Projects & Publications
The print magazine, which comes out thrice-yearly, is usually the size of a medium-length novel (200+ pages), with a mix of criticism, memoir, fiction, reviews, and political essays. Each issue is prefaced with an unsigned diary, “The Intellectual Situation,” which registers and analyzes the wider movements of culture and thought.
The best way to support n+1 is to subscribe directly. Subscribe now »
n+1 issue no. 16
Against sociology, for cultural revolution! Indians: the next top model minority. Freudenberger reads Munro. Drumming with Colpitts, panda porn with Witt.
n+1 issue no. 15
Magazines are dead, long live magazines! Kristin Dombek on sex, drugs, and Ryan Gosling. Nikil Saval on China’s Long Eighties. On Shulamith Firestone.
n+1 issue no. 14
Burn your degrees! Demand sex class action. Against big babies at home and imbeciles abroad. Yelena Akhtiorskaya panics in a suitcase.
n+1 issue no. 13
The Intellectual Situation is occupied. James Franco prepares, Sotheby’s sells out. Are computers stupid? Christopher Glazek: Raze the prisons. Benjamin Kunkel: Buzz.
n+1 issue no. 12
Against intervention, home in Baltimore, obsessed with Gchat. Mark Greif in Stanley Cavell’s classroom and Kent Russell in juggalo country. Helen DeWitt’s new novel.
n+1 issue no. 11
A brother in Afghanistan, obscure poetry at Cambridge, crisis in the humanities. Are the Necronauts an avant-garde? Too Much Information; the end of silence. Boltanski: “making reality impossible.”
n+1 issue no. 10
MFA vs. NYC, the masses vs. the elites, the racists vs. the progressives, the vegans vs. the fetuses, California vs. the world. Franzen’s Freedom or death!

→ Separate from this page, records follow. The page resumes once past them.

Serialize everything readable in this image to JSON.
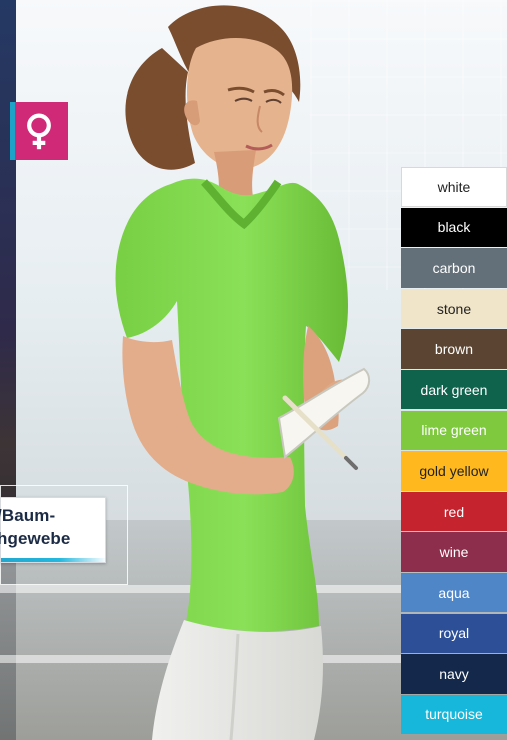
{
  "fabric": {
    "line1": "/Baum-",
    "line2": "hgewebe"
  },
  "gender_icon": "female-symbol-icon",
  "swatches": [
    {
      "label": "white",
      "color": "#ffffff",
      "text": "#222222"
    },
    {
      "label": "black",
      "color": "#000000",
      "text": "#ffffff"
    },
    {
      "label": "carbon",
      "color": "#647079",
      "text": "#ffffff"
    },
    {
      "label": "stone",
      "color": "#f0e5c8",
      "text": "#222222"
    },
    {
      "label": "brown",
      "color": "#5b4532",
      "text": "#ffffff"
    },
    {
      "label": "dark green",
      "color": "#0f624c",
      "text": "#ffffff"
    },
    {
      "label": "lime green",
      "color": "#7fc93e",
      "text": "#ffffff"
    },
    {
      "label": "gold yellow",
      "color": "#ffb91f",
      "text": "#222222"
    },
    {
      "label": "red",
      "color": "#c5232e",
      "text": "#ffffff"
    },
    {
      "label": "wine",
      "color": "#8d2f4c",
      "text": "#ffffff"
    },
    {
      "label": "aqua",
      "color": "#4f86c8",
      "text": "#ffffff"
    },
    {
      "label": "royal",
      "color": "#2d4f97",
      "text": "#ffffff"
    },
    {
      "label": "navy",
      "color": "#13284a",
      "text": "#ffffff"
    },
    {
      "label": "turquoise",
      "color": "#16b7da",
      "text": "#ffffff"
    }
  ],
  "colors": {
    "tile": "#d02978",
    "tile_accent": "#1fa2c8",
    "shirt": "#7fd649",
    "skin": "#e8b38f",
    "hair": "#7a4d2f"
  }
}
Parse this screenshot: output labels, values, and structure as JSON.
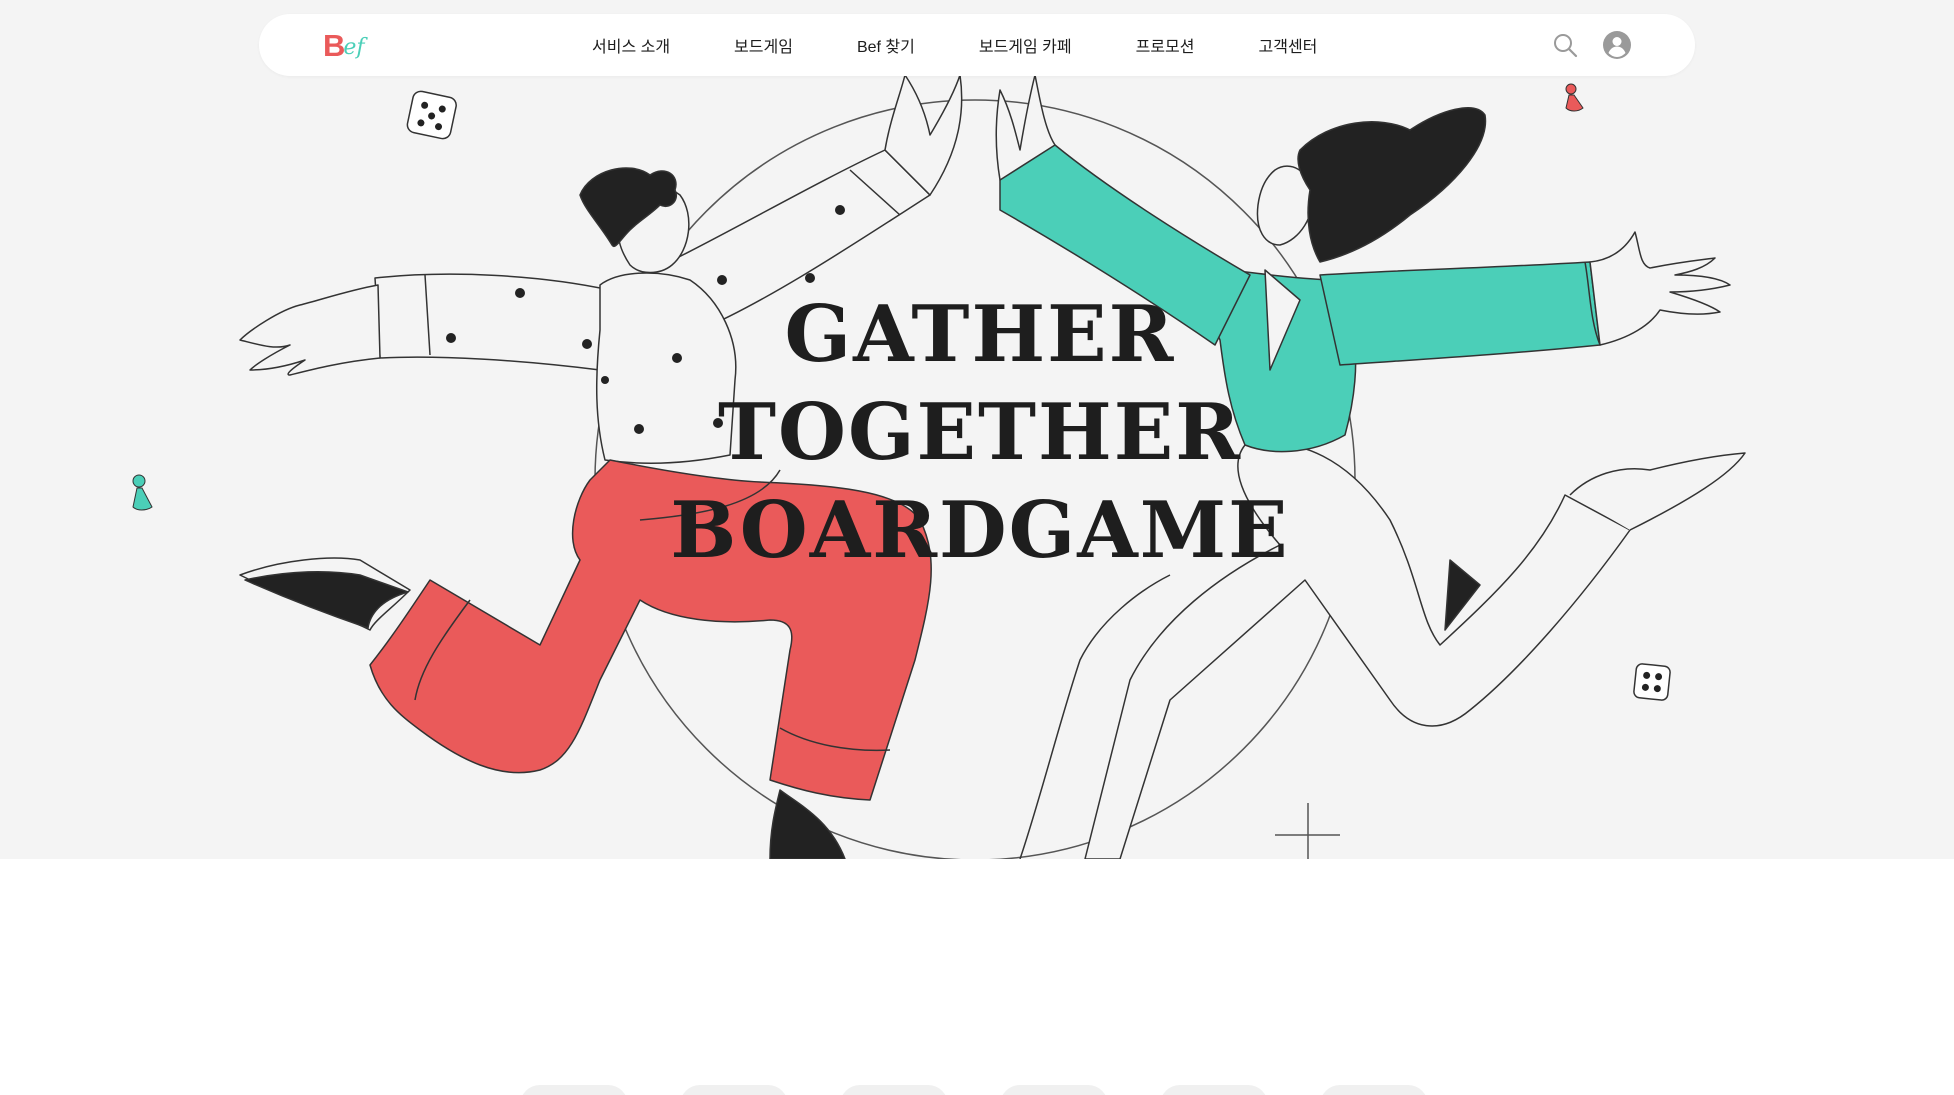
{
  "brand": {
    "logo_initial": "B",
    "logo_suffix": "ef",
    "colors": {
      "red": "#ea5a5a",
      "teal": "#4bcfb8",
      "dark": "#222222"
    }
  },
  "nav": {
    "items": [
      {
        "label": "서비스 소개"
      },
      {
        "label": "보드게임"
      },
      {
        "label": "Bef 찾기"
      },
      {
        "label": "보드게임 카페"
      },
      {
        "label": "프로모션"
      },
      {
        "label": "고객센터"
      }
    ],
    "icons": [
      "search-icon",
      "user-avatar-icon"
    ]
  },
  "hero": {
    "title_lines": [
      "GATHER",
      "TOGETHER",
      "BOARDGAME"
    ],
    "background": "#f4f4f4"
  }
}
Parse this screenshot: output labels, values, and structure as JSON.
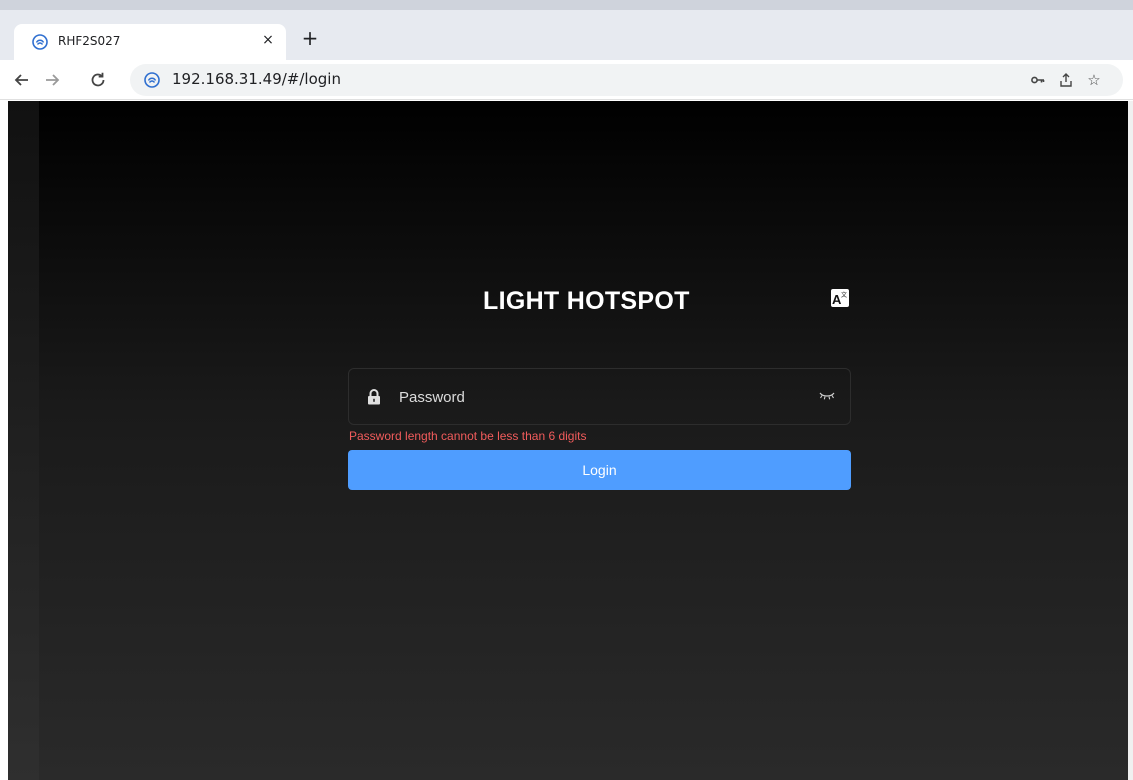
{
  "browser": {
    "tab": {
      "title": "RHF2S027",
      "close_glyph": "×"
    },
    "new_tab_glyph": "+",
    "url": "192.168.31.49/#/login",
    "icons": {
      "back": "back-arrow-icon",
      "forward": "forward-arrow-icon",
      "reload": "reload-icon",
      "favicon": "site-favicon-icon",
      "key": "key-icon",
      "share": "share-icon",
      "star": "bookmark-star-icon"
    },
    "star_glyph": "☆"
  },
  "login": {
    "title": "LIGHT HOTSPOT",
    "language_icon": "translate-icon",
    "password_placeholder": "Password",
    "password_value": "",
    "error_message": "Password length cannot be less than 6 digits",
    "button_label": "Login"
  },
  "colors": {
    "accent": "#4f9dff",
    "error": "#f25c5c",
    "page_background": "#111111"
  }
}
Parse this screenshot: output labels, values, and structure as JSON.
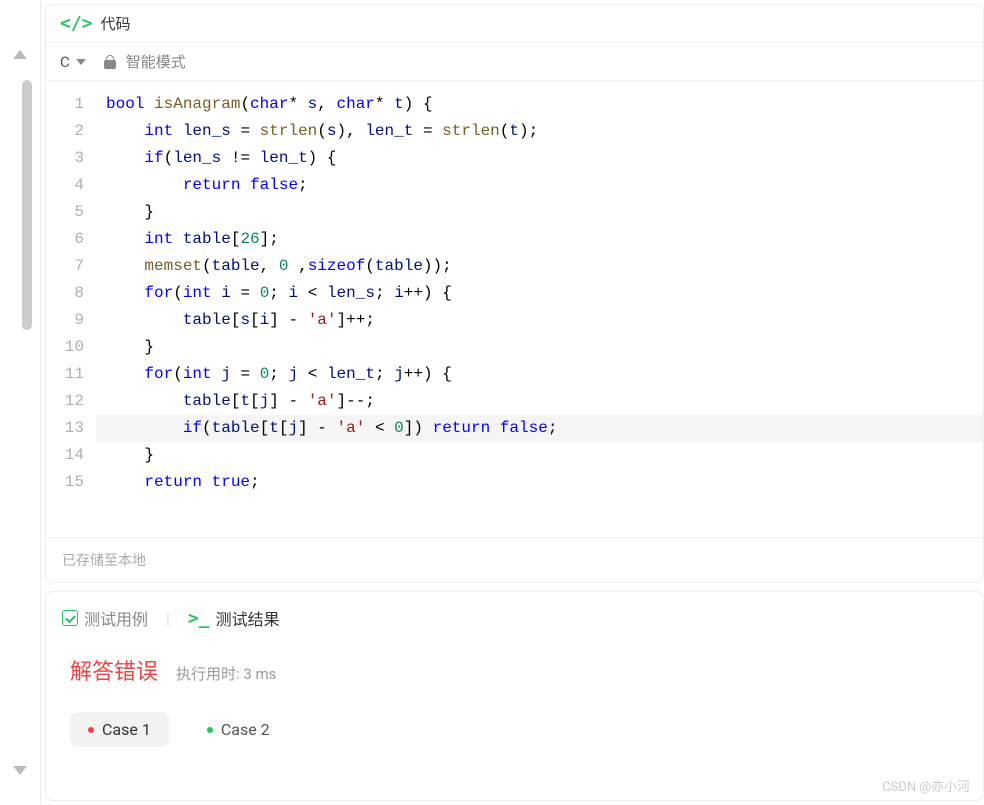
{
  "header": {
    "title": "代码"
  },
  "toolbar": {
    "language": "C",
    "mode": "智能模式"
  },
  "editor": {
    "highlighted_line": 13,
    "lines": [
      {
        "n": 1,
        "tokens": [
          [
            "ty",
            "bool"
          ],
          [
            "sp",
            " "
          ],
          [
            "fn",
            "isAnagram"
          ],
          [
            "pn",
            "("
          ],
          [
            "ty",
            "char"
          ],
          [
            "op",
            "*"
          ],
          [
            "sp",
            " "
          ],
          [
            "id",
            "s"
          ],
          [
            "pn",
            ","
          ],
          [
            "sp",
            " "
          ],
          [
            "ty",
            "char"
          ],
          [
            "op",
            "*"
          ],
          [
            "sp",
            " "
          ],
          [
            "id",
            "t"
          ],
          [
            "pn",
            ")"
          ],
          [
            "sp",
            " "
          ],
          [
            "pn",
            "{"
          ]
        ]
      },
      {
        "n": 2,
        "indent": 1,
        "tokens": [
          [
            "ty",
            "int"
          ],
          [
            "sp",
            " "
          ],
          [
            "id",
            "len_s"
          ],
          [
            "sp",
            " "
          ],
          [
            "op",
            "="
          ],
          [
            "sp",
            " "
          ],
          [
            "fn",
            "strlen"
          ],
          [
            "pn",
            "("
          ],
          [
            "id",
            "s"
          ],
          [
            "pn",
            ")"
          ],
          [
            "pn",
            ","
          ],
          [
            "sp",
            " "
          ],
          [
            "id",
            "len_t"
          ],
          [
            "sp",
            " "
          ],
          [
            "op",
            "="
          ],
          [
            "sp",
            " "
          ],
          [
            "fn",
            "strlen"
          ],
          [
            "pn",
            "("
          ],
          [
            "id",
            "t"
          ],
          [
            "pn",
            ")"
          ],
          [
            "pn",
            ";"
          ]
        ]
      },
      {
        "n": 3,
        "indent": 1,
        "tokens": [
          [
            "kw",
            "if"
          ],
          [
            "pn",
            "("
          ],
          [
            "id",
            "len_s"
          ],
          [
            "sp",
            " "
          ],
          [
            "op",
            "!="
          ],
          [
            "sp",
            " "
          ],
          [
            "id",
            "len_t"
          ],
          [
            "pn",
            ")"
          ],
          [
            "sp",
            " "
          ],
          [
            "pn",
            "{"
          ]
        ]
      },
      {
        "n": 4,
        "indent": 2,
        "tokens": [
          [
            "kw",
            "return"
          ],
          [
            "sp",
            " "
          ],
          [
            "bl",
            "false"
          ],
          [
            "pn",
            ";"
          ]
        ]
      },
      {
        "n": 5,
        "indent": 1,
        "tokens": [
          [
            "pn",
            "}"
          ]
        ]
      },
      {
        "n": 6,
        "indent": 1,
        "tokens": [
          [
            "ty",
            "int"
          ],
          [
            "sp",
            " "
          ],
          [
            "id",
            "table"
          ],
          [
            "pn",
            "["
          ],
          [
            "nm",
            "26"
          ],
          [
            "pn",
            "]"
          ],
          [
            "pn",
            ";"
          ]
        ]
      },
      {
        "n": 7,
        "indent": 1,
        "tokens": [
          [
            "fn",
            "memset"
          ],
          [
            "pn",
            "("
          ],
          [
            "id",
            "table"
          ],
          [
            "pn",
            ","
          ],
          [
            "sp",
            " "
          ],
          [
            "nm",
            "0"
          ],
          [
            "sp",
            " "
          ],
          [
            "pn",
            ","
          ],
          [
            "kw",
            "sizeof"
          ],
          [
            "pn",
            "("
          ],
          [
            "id",
            "table"
          ],
          [
            "pn",
            ")"
          ],
          [
            "pn",
            ")"
          ],
          [
            "pn",
            ";"
          ]
        ]
      },
      {
        "n": 8,
        "indent": 1,
        "tokens": [
          [
            "kw",
            "for"
          ],
          [
            "pn",
            "("
          ],
          [
            "ty",
            "int"
          ],
          [
            "sp",
            " "
          ],
          [
            "id",
            "i"
          ],
          [
            "sp",
            " "
          ],
          [
            "op",
            "="
          ],
          [
            "sp",
            " "
          ],
          [
            "nm",
            "0"
          ],
          [
            "pn",
            ";"
          ],
          [
            "sp",
            " "
          ],
          [
            "id",
            "i"
          ],
          [
            "sp",
            " "
          ],
          [
            "op",
            "<"
          ],
          [
            "sp",
            " "
          ],
          [
            "id",
            "len_s"
          ],
          [
            "pn",
            ";"
          ],
          [
            "sp",
            " "
          ],
          [
            "id",
            "i"
          ],
          [
            "op",
            "++"
          ],
          [
            "pn",
            ")"
          ],
          [
            "sp",
            " "
          ],
          [
            "pn",
            "{"
          ]
        ]
      },
      {
        "n": 9,
        "indent": 2,
        "tokens": [
          [
            "id",
            "table"
          ],
          [
            "pn",
            "["
          ],
          [
            "id",
            "s"
          ],
          [
            "pn",
            "["
          ],
          [
            "id",
            "i"
          ],
          [
            "pn",
            "]"
          ],
          [
            "sp",
            " "
          ],
          [
            "op",
            "-"
          ],
          [
            "sp",
            " "
          ],
          [
            "st",
            "'a'"
          ],
          [
            "pn",
            "]"
          ],
          [
            "op",
            "++"
          ],
          [
            "pn",
            ";"
          ]
        ]
      },
      {
        "n": 10,
        "indent": 1,
        "tokens": [
          [
            "pn",
            "}"
          ]
        ]
      },
      {
        "n": 11,
        "indent": 1,
        "tokens": [
          [
            "kw",
            "for"
          ],
          [
            "pn",
            "("
          ],
          [
            "ty",
            "int"
          ],
          [
            "sp",
            " "
          ],
          [
            "id",
            "j"
          ],
          [
            "sp",
            " "
          ],
          [
            "op",
            "="
          ],
          [
            "sp",
            " "
          ],
          [
            "nm",
            "0"
          ],
          [
            "pn",
            ";"
          ],
          [
            "sp",
            " "
          ],
          [
            "id",
            "j"
          ],
          [
            "sp",
            " "
          ],
          [
            "op",
            "<"
          ],
          [
            "sp",
            " "
          ],
          [
            "id",
            "len_t"
          ],
          [
            "pn",
            ";"
          ],
          [
            "sp",
            " "
          ],
          [
            "id",
            "j"
          ],
          [
            "op",
            "++"
          ],
          [
            "pn",
            ")"
          ],
          [
            "sp",
            " "
          ],
          [
            "pn",
            "{"
          ]
        ]
      },
      {
        "n": 12,
        "indent": 2,
        "tokens": [
          [
            "id",
            "table"
          ],
          [
            "pn",
            "["
          ],
          [
            "id",
            "t"
          ],
          [
            "pn",
            "["
          ],
          [
            "id",
            "j"
          ],
          [
            "pn",
            "]"
          ],
          [
            "sp",
            " "
          ],
          [
            "op",
            "-"
          ],
          [
            "sp",
            " "
          ],
          [
            "st",
            "'a'"
          ],
          [
            "pn",
            "]"
          ],
          [
            "op",
            "--"
          ],
          [
            "pn",
            ";"
          ]
        ]
      },
      {
        "n": 13,
        "indent": 2,
        "tokens": [
          [
            "kw",
            "if"
          ],
          [
            "pn",
            "("
          ],
          [
            "id",
            "table"
          ],
          [
            "pn",
            "["
          ],
          [
            "id",
            "t"
          ],
          [
            "pn",
            "["
          ],
          [
            "id",
            "j"
          ],
          [
            "pn",
            "]"
          ],
          [
            "sp",
            " "
          ],
          [
            "op",
            "-"
          ],
          [
            "sp",
            " "
          ],
          [
            "st",
            "'a'"
          ],
          [
            "sp",
            " "
          ],
          [
            "op",
            "<"
          ],
          [
            "sp",
            " "
          ],
          [
            "nm",
            "0"
          ],
          [
            "pn",
            "]"
          ],
          [
            "pn",
            ")"
          ],
          [
            "sp",
            " "
          ],
          [
            "kw",
            "return"
          ],
          [
            "sp",
            " "
          ],
          [
            "bl",
            "false"
          ],
          [
            "pn",
            ";"
          ]
        ]
      },
      {
        "n": 14,
        "indent": 1,
        "tokens": [
          [
            "pn",
            "}"
          ]
        ]
      },
      {
        "n": 15,
        "indent": 1,
        "tokens": [
          [
            "kw",
            "return"
          ],
          [
            "sp",
            " "
          ],
          [
            "bl",
            "true"
          ],
          [
            "pn",
            ";"
          ]
        ]
      }
    ]
  },
  "status": {
    "saved": "已存储至本地"
  },
  "results": {
    "tab_testcase": "测试用例",
    "tab_result": "测试结果",
    "status_text": "解答错误",
    "runtime_label": "执行用时: 3 ms",
    "cases": [
      {
        "label": "Case 1",
        "status": "fail"
      },
      {
        "label": "Case 2",
        "status": "pass"
      }
    ]
  },
  "watermark": "CSDN @亦小河"
}
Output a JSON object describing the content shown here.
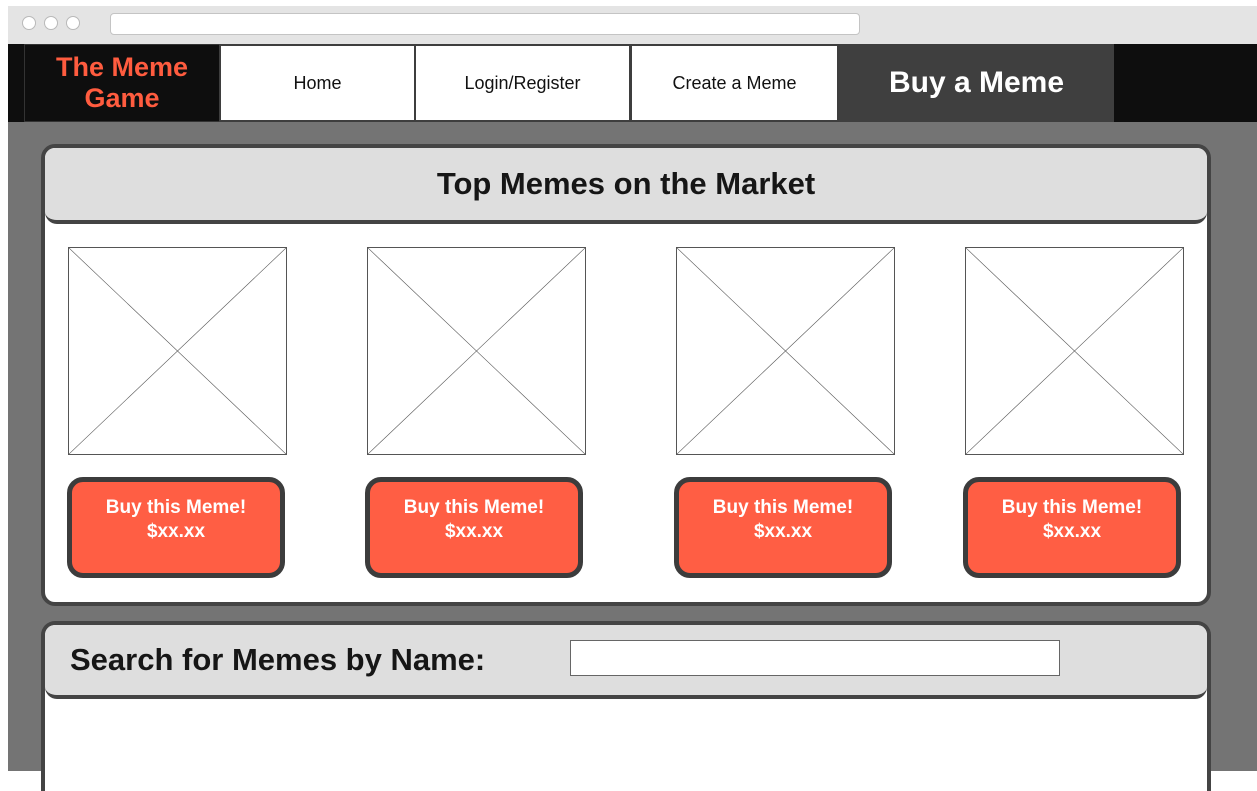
{
  "app": {
    "logo_text": "The Meme Game"
  },
  "nav": {
    "items": [
      {
        "label": "Home"
      },
      {
        "label": "Login/Register"
      },
      {
        "label": "Create a Meme"
      },
      {
        "label": "Buy a Meme",
        "active": true
      }
    ]
  },
  "top_memes": {
    "title": "Top Memes on the Market",
    "cards": [
      {
        "button_line1": "Buy this Meme!",
        "price": "$xx.xx"
      },
      {
        "button_line1": "Buy this Meme!",
        "price": "$xx.xx"
      },
      {
        "button_line1": "Buy this Meme!",
        "price": "$xx.xx"
      },
      {
        "button_line1": "Buy this Meme!",
        "price": "$xx.xx"
      }
    ]
  },
  "search": {
    "label": "Search for Memes by Name:",
    "value": "",
    "placeholder": ""
  },
  "colors": {
    "accent": "#ff5e44",
    "logo": "#ff5c3f",
    "nav_background": "#0e0e0e",
    "page_background": "#747474",
    "panel_header": "#dedede"
  },
  "icons": [
    "image-placeholder-icon"
  ]
}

Sheila Heti: How Should a Person Be?
n+1 issue no. 9
Full Employment Now! Octomom, one year later. Internet as social movement, video games as art. Ads nowhere and everywhere. Drug wars in Mexico, parties in Miami, Batuman in Samarkand. Zombies.
n+1 issue no. 8
A red and green Marxism as the way out of the crisis. Fiction from Mexico’s best untranslated novelist. The history of the New Left Review, adventures in online dating, the rise of the neuronovel, on repressive sentimentalism.
n+1 issue no. 7
Obama as American Gorbachev; Roberto Bolano canonized. Interviews with David Harvey and an Anonymous Hedge Fund Manager; Molly Young takes adderall, Mark Greif eats locally, A.S. Hamrah sees every Iraq war movie.
n+1 issue no. 6
The “hype cycle” as the emotional life of capitalism, the death and life of book reviewing. Is global warming a “politics of fear”? Cho Seung-Hui. Gawker. Caleb Crain’s novella, Helen DeWitt’s new novel.
n+1 issue no. 5
Technological excess, from email to porn to blogs. Basharat Peer sees torture in Kashmir, Eli S. Evans watches television in Los Angeles. A fable by Benjamin Kunkel, fiction about nuclear proliferation, a report on flying cars.
n+1 issue no. 4
Chad Harbach on global warming. A symposium on “American Writing Today”; fiction by Rebecca Schiff and John Haskell. Phil Connors on life at the Wall Street Journal. Mark Greif’s “Afternoon of the Sex Children.”
n+1 issue no. 3
The 90s bubble; “Dating”; the con of the “reading crisis.” James Wood on the task of the critic; Walter Benn Michaels on neoliberalism and the novel; Mark Greif on reality TV and Radiohead; Elif Batuman on Franco Moretti.
n+1 issue no. 2
The aftermath of Bush’s second election. Theory after the fall; literary readings: cancel them. “Is J.M. Coetzee afraid of life?” Elif Batuman brings Isaac Babel’s last living relatives to California; George Scialabba massacres Christopher Hitchens.
n+1 issue no. 1
“It is time to say what you mean,” ends this, the first, n+1. Raids on the cultural norm, from the New Republic and Weekly Standard to McSweeney‘s and the Believer. “Against Exercise”; fiction by Sam Lipsyte and Benjamin Kunkel; Keith Gessen on the education of Gary Baum.